▶ **Material provided**
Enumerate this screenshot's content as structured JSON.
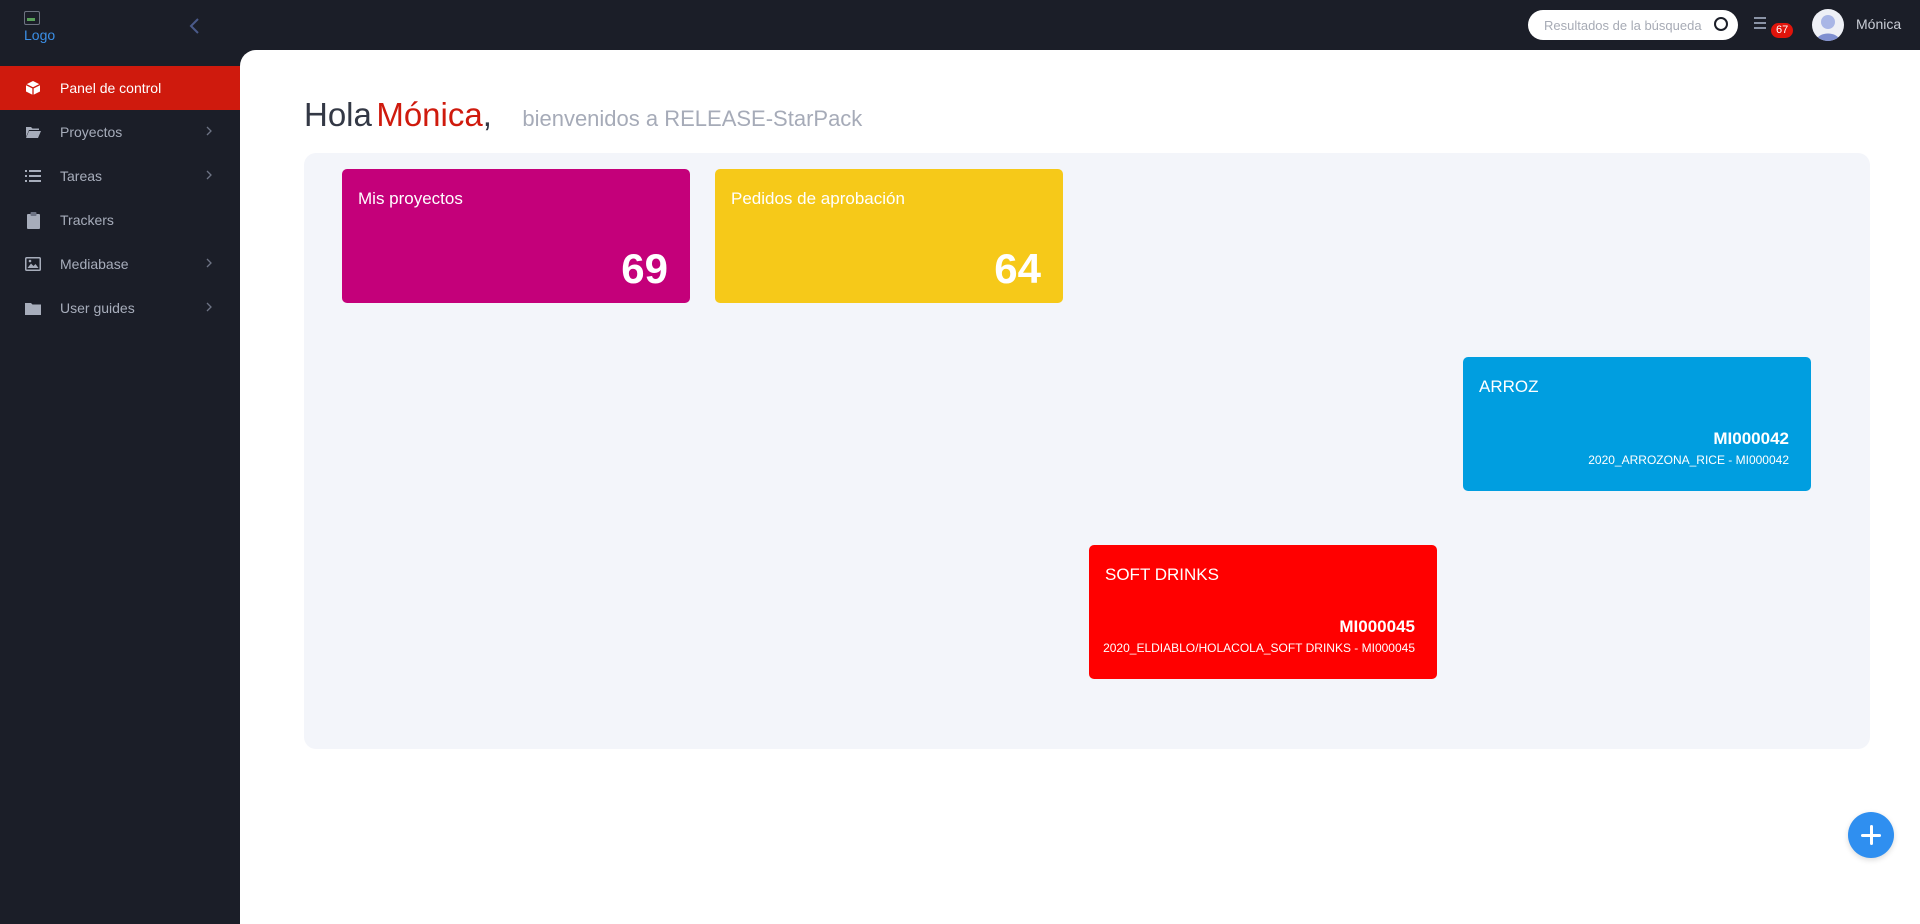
{
  "header": {
    "logo_alt": "Logo",
    "search_placeholder": "Resultados de la búsqueda",
    "notification_count": "67",
    "user_name": "Mónica"
  },
  "sidebar": {
    "items": [
      {
        "label": "Panel de control",
        "icon": "box-icon",
        "active": true
      },
      {
        "label": "Proyectos",
        "icon": "folder-open-icon"
      },
      {
        "label": "Tareas",
        "icon": "list-icon"
      },
      {
        "label": "Trackers",
        "icon": "clipboard-icon"
      },
      {
        "label": "Mediabase",
        "icon": "image-icon"
      },
      {
        "label": "User guides",
        "icon": "folder-icon"
      }
    ]
  },
  "main": {
    "greeting_hola": "Hola",
    "greeting_name": "Mónica",
    "greeting_comma": ",",
    "greeting_sub": "bienvenidos a RELEASE-StarPack",
    "cards": [
      {
        "title": "Mis proyectos",
        "value": "69",
        "color": "#c4007a"
      },
      {
        "title": "Pedidos de aprobación",
        "value": "64",
        "color": "#f6c919"
      }
    ],
    "project_cards": [
      {
        "title": "ARROZ",
        "code": "MI000042",
        "subtitle": "2020_ARROZONA_RICE - MI000042",
        "color": "#009ee0"
      },
      {
        "title": "SOFT DRINKS",
        "code": "MI000045",
        "subtitle": "2020_ELDIABLO/HOLACOLA_SOFT DRINKS - MI000045",
        "color": "#ff0000"
      }
    ]
  },
  "colors": {
    "dark_bg": "#1b1e28",
    "accent_red": "#cf1a0d",
    "fab_blue": "#2f8ff0"
  }
}
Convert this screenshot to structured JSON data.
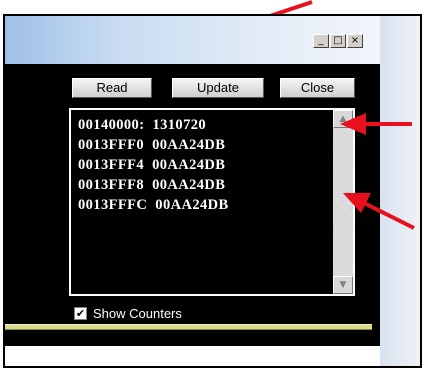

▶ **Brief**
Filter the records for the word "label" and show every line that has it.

▶ **Solution for this task**
        "label": "Panel de control",
        "label": "Proyectos",
        "label": "Tareas",
        "label": "Trackers",
        "label": "Mediabase",
        "label": "User guides",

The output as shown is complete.